Town agrees to allow some felons to volunteer with youth
By Kristen Swing
Policy changes included more thorough background checks for those volunteering with such programs, screenings the town has agreed to fund in an effort to make sure they are being conducted correctly.
Individuals who have been found guilty of any sex offense or felony violent offense are not allowed to be a part of a program. Also not allowed, according to the policy, are individuals who have been found guilty of a felony, nonviolent offense within the last 10 years.
Now, however, leaders have agreed to be a little more flexible for people who fall into the latter category, but have been volunteering with a program for at least one season.
“The policy is fairly restrictive,” said Bob Browning, town administrator. “There are some circumstances where somebody has already been volunteering and their felony is nonviolence related and non-sexual related. Now we’re saying they can’t because we have this new policy.”
With the BMA’s unanimous vote April 8, the policy has changed so such an individual may be allowed to continue participating in a youth program within the town.Leaders agreed to allow the granting of a waiver if the circumstances of the crime give no real concern to the safety of the youth participants, the individual has been involved in the program for at least one season without any problems and the youth association recommends his or her continued involvement.
“We’re talking about crimes that are more likely to be something of a money issue,” Browning said. “It could be something — a default on a contract or something. It can fall from a civil to a criminal situation.”
The waiver option was brought to the BMA when it was discovered that a Little League volunteer appeared to fall into this particular category.
“There has only been one circumstance in which it has come forward as a possibility this person may fit,” Browning said. “It triggered the discussion, but there ended up not being a need for it.”
According to Browning, further investigation into the individual’s background led to the determination that there was no policy violation in the first place.
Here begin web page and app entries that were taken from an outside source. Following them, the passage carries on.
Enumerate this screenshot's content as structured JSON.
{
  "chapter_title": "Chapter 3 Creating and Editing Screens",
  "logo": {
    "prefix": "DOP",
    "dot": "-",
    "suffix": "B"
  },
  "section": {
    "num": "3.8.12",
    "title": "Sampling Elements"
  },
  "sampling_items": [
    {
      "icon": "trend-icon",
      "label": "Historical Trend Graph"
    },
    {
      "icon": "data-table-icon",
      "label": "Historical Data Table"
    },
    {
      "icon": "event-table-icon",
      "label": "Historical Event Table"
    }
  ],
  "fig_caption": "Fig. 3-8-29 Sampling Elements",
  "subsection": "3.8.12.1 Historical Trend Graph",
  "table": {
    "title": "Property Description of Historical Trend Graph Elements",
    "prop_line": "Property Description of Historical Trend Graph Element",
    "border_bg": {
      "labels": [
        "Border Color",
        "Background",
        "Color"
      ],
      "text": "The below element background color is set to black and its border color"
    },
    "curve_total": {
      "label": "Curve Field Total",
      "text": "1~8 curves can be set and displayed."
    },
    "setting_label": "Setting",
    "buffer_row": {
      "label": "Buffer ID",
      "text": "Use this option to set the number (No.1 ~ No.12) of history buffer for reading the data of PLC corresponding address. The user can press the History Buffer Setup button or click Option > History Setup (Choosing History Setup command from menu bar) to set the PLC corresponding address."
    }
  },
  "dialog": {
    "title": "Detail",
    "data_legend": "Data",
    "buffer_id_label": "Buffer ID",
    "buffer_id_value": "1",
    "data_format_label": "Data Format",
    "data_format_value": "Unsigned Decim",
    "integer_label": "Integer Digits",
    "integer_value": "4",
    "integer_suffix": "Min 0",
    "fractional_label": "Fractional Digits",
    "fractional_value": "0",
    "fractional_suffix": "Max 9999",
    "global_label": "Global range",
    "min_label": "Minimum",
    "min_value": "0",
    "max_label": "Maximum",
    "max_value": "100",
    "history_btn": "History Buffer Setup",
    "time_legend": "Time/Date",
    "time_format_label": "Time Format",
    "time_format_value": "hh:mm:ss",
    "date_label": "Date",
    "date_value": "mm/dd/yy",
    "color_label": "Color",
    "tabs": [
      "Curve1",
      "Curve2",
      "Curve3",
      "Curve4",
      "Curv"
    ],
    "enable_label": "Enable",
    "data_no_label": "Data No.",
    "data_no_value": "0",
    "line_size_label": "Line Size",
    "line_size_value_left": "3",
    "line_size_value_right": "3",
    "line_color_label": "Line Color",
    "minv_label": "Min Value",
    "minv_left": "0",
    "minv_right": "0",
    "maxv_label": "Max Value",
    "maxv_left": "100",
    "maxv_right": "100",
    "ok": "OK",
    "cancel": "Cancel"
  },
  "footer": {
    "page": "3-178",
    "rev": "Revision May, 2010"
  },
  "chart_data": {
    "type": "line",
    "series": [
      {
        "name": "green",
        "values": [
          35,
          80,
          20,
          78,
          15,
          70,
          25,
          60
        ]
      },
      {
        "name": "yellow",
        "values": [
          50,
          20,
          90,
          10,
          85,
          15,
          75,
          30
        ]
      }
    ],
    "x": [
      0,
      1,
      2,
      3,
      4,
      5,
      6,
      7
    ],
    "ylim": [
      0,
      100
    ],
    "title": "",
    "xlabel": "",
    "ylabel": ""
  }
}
“There are zero people at present that this applies to,” he said.
That number could change, however, because background checks are still being conducted.
“We are still getting some of those background reports back in,” Browning said.
Ideally, such checks would have been completed prior to the start of the Little League season, Browning said. But the inaugural year with the new policy has caused a few hiccups along the way.
“Little League has been very cooperative but we are still transitioning to this new program,” Browning said. “(Volunteer forms) are coming in piecemeal so (the background checks) are being run piecemeal.”
By the time soccer season rolls around, Browning said the town will be more “proactive on the front end” to ensure required forms are turned in by all volunteers prior to the start of the season.
The town’s policy, which follows closely the Tennessee Parks and Recreation guidelines, also prohibits from volunteering any individuals who have had a misdemeanor related to violence within the last seven years, one related to drugs and alcohol within the last 18 months or any misdemeanor within the last five years that would be considered a potential danger to children or is related to volunteer duties.